- 1 (shackles) A pair of fetters connected together by a chain, used to fasten a prisoner’s wrists or ankles together.More example sentences
- He tugged on the chain connecting my shackles together
- The boy was wearing a blue and black prisoner uniform with broken shackles on his wrists and feet.
- Your client is not in shackles in the prison itself, only when being transported to and from…
- 1.1Used in reference to something that restrains or impedes: society is going to throw off the shackles of racism and colonialismMore example sentences
- This stylistic approach may have been a ploy to attract a wider reading public, but historians should more often throw off the shackles of pedantry and learn to write and read history as literature.
- With scarcity and stagnation cast aside, the economy could finally throw off the shackles of a crude good-for-good bartering system.
- McElroy, who desperately wants to throw off the shackles of the drug world, has other plans.
- 2A metal link, typically U-shaped, closed by a bolt, used to secure a chain or rope to something.More example sentences
- So was the shackle which fastened it to the halyard.
verb[with object] Back to top
- 1Chain with shackles.More example sentences
- A believer in strict discipline, he preferred forms of punishment like putting a prisoner in stocks or shackling him to a ball and chain.
- I do not think any prisoners in Australia are shackled.
- The next day, the ship reached the shore of England and all the prisoners were handcuffed, shackled and forced into boats destined for the shore.
- 1.1Restrain; limit: they seek to shackle the oil and gas companies by imposing new controlsMore example sentences
- And unlike the anti-marketing Masters Tournament, which limits ads, the USGA doesn't shackle the networks.
- As a Hindu I am proud to subscribe to a creed that is free of the restrictive dogmas of holy writ that refuses to be shackled to the limitations of a single holy book.

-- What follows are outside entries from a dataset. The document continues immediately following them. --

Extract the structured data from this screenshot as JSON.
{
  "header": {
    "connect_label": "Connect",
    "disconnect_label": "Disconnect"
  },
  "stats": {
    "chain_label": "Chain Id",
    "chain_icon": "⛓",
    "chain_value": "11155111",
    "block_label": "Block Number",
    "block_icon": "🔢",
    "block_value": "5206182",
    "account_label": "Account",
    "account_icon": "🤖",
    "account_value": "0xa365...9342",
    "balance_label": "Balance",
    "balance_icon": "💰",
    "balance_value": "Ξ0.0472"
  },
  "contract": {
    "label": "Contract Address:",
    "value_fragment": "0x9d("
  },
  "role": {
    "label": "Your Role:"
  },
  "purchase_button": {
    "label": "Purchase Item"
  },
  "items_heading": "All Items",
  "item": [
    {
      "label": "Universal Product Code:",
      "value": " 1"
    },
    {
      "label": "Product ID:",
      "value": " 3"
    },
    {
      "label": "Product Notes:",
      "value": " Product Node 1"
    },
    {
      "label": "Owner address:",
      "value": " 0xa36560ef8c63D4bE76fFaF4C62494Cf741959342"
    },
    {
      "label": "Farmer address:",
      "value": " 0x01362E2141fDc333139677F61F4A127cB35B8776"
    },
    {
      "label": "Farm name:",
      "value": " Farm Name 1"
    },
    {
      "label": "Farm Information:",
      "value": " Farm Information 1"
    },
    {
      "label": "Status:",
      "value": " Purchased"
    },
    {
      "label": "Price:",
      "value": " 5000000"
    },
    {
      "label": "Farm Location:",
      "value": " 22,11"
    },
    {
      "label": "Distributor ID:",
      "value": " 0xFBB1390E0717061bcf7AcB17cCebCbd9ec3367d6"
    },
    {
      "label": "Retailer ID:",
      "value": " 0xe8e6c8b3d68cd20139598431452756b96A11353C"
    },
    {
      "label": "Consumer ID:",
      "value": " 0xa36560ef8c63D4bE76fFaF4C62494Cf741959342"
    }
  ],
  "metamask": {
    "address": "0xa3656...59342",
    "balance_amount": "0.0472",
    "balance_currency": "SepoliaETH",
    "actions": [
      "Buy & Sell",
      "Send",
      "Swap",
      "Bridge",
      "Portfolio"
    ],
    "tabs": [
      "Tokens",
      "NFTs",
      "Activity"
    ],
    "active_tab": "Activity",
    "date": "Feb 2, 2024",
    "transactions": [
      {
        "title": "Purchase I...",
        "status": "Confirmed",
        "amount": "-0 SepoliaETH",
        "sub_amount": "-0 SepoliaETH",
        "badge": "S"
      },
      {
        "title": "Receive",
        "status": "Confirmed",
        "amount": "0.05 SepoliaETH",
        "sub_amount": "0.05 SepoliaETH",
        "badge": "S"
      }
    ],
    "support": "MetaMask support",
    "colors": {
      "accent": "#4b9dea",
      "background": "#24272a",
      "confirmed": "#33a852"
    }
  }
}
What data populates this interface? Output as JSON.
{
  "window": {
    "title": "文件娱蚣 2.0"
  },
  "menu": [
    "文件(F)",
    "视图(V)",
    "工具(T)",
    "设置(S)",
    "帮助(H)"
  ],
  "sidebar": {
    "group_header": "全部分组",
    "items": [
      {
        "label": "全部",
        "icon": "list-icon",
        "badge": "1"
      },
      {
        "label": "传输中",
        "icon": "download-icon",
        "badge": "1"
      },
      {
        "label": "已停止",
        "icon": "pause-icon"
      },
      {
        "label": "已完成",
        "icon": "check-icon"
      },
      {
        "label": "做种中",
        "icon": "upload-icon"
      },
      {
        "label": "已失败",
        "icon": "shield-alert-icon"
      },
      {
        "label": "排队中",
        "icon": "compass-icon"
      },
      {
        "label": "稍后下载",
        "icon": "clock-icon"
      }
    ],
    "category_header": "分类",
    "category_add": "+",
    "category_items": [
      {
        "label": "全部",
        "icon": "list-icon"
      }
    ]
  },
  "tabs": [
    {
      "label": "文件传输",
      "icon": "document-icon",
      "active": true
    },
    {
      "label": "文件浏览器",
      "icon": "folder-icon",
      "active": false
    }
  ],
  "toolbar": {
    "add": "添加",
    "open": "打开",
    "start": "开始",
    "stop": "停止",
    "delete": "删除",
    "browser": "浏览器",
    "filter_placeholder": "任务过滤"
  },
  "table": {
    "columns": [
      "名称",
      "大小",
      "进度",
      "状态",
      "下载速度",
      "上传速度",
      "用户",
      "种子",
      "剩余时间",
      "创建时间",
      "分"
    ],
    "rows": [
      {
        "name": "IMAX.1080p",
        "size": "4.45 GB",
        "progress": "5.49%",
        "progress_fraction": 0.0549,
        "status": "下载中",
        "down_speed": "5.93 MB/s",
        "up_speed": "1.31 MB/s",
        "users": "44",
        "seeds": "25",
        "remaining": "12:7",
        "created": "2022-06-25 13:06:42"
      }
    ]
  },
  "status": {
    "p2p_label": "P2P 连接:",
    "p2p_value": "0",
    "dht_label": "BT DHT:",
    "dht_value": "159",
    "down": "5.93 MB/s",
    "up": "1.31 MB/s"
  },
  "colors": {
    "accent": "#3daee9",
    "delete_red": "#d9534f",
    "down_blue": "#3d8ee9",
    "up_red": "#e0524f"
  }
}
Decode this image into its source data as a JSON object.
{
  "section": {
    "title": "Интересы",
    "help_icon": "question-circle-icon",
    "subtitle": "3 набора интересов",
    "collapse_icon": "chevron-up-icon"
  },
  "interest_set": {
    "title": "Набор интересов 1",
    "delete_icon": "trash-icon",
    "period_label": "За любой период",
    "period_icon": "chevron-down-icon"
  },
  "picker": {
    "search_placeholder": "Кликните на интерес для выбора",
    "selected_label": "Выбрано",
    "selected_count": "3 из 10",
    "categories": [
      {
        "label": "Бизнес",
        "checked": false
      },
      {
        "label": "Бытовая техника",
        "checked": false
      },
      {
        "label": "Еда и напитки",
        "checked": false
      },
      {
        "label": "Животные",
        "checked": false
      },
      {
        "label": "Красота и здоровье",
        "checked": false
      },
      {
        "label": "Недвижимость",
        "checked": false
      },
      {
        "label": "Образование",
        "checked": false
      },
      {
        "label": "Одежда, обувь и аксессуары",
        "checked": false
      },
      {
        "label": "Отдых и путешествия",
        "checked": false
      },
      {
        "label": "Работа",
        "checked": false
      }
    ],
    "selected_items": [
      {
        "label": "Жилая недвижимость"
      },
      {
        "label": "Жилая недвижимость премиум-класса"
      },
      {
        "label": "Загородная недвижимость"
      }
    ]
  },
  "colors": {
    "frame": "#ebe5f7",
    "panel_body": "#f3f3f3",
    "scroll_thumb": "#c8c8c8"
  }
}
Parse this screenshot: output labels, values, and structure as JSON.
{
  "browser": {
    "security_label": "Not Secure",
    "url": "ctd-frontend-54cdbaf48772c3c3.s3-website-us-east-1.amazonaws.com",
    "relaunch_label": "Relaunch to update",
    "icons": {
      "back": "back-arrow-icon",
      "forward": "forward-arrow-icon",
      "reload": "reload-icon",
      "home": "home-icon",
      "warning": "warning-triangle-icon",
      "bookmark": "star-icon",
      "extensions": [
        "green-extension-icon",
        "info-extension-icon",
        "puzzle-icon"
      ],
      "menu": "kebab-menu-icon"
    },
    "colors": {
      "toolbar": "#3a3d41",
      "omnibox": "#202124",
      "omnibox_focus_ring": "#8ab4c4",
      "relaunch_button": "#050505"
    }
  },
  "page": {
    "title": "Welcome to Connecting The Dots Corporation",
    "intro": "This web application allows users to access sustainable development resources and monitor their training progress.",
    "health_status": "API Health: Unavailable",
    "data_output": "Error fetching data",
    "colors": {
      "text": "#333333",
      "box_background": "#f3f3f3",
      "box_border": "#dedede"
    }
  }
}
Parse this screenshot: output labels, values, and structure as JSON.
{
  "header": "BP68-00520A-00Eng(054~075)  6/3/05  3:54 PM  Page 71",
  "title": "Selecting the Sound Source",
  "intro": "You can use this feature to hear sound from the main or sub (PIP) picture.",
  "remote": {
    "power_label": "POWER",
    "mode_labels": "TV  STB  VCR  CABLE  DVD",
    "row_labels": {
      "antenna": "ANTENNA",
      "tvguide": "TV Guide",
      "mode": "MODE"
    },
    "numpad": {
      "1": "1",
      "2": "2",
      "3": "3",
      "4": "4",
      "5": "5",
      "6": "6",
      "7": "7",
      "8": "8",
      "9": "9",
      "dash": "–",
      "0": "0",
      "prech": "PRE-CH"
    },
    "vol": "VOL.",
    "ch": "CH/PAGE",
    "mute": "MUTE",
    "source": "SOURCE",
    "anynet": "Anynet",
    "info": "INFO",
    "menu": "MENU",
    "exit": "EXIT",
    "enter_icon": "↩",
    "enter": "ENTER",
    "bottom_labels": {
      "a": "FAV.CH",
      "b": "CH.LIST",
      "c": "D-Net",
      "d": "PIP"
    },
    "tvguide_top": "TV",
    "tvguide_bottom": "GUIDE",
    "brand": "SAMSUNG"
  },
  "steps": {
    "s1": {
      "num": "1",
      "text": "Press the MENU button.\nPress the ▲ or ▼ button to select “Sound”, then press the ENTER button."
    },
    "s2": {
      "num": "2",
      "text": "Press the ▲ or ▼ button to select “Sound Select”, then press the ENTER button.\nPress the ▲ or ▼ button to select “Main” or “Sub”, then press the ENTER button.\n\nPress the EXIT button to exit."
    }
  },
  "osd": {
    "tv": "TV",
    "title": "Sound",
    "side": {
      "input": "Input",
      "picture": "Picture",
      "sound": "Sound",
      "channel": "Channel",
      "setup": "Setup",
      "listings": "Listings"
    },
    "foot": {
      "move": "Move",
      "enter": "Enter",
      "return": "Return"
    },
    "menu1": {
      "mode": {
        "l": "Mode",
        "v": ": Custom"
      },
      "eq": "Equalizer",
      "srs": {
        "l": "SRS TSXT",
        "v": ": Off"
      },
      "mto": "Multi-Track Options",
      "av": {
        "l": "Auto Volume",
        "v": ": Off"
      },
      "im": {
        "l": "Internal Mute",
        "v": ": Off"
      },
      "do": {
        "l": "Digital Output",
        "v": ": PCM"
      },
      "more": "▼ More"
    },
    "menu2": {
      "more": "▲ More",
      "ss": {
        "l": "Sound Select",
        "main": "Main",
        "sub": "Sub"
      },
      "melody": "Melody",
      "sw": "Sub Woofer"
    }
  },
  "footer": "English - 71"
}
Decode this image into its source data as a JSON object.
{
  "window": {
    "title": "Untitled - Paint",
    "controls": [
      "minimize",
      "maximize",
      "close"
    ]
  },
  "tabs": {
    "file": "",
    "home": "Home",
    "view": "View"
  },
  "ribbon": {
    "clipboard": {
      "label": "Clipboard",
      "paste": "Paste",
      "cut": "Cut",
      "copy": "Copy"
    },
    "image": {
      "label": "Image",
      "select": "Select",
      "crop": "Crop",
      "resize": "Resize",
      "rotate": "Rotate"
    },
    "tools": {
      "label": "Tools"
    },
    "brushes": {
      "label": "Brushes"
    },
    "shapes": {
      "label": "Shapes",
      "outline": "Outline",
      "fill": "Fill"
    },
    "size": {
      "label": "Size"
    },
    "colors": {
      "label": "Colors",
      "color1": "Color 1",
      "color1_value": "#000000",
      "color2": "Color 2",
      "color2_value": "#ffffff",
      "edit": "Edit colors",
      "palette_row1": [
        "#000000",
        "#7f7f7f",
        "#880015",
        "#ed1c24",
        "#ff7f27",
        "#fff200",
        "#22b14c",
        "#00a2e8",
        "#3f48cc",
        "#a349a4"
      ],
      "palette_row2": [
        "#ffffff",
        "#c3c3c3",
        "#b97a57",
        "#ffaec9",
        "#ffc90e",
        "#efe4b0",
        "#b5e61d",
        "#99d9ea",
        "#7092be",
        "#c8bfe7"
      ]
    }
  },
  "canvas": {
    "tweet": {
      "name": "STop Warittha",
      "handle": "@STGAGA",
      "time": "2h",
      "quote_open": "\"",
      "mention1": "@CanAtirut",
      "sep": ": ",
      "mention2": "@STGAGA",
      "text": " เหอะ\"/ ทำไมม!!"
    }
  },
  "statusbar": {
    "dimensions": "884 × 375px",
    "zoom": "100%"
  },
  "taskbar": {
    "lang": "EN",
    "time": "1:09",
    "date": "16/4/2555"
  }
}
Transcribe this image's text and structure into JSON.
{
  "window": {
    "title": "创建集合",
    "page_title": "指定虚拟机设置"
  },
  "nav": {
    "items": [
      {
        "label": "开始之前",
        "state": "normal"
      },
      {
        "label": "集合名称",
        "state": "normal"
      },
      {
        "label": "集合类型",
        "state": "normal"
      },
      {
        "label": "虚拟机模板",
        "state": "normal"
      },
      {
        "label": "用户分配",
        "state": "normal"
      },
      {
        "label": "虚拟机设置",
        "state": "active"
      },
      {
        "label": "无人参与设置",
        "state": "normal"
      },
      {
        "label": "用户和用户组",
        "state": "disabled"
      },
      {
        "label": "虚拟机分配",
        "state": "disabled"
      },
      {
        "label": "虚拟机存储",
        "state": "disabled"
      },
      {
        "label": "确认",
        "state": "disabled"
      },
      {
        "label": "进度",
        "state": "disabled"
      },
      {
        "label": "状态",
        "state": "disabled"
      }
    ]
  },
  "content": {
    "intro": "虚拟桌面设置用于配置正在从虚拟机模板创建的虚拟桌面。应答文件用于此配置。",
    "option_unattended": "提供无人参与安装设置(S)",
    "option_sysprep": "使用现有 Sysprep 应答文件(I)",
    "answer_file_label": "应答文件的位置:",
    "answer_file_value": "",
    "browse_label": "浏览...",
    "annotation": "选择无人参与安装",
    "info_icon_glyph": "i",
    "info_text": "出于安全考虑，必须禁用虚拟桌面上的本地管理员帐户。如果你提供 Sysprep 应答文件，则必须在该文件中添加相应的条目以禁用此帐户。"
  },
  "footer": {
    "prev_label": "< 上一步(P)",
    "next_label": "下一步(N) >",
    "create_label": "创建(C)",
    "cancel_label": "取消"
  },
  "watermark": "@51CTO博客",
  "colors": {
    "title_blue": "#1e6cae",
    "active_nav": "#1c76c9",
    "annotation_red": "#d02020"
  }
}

- I want to break free from the chains that shackle me to them.
Old English sc(e)acul 'fetter', of Germanic origin; related to Dutch schakel 'link, coupling'.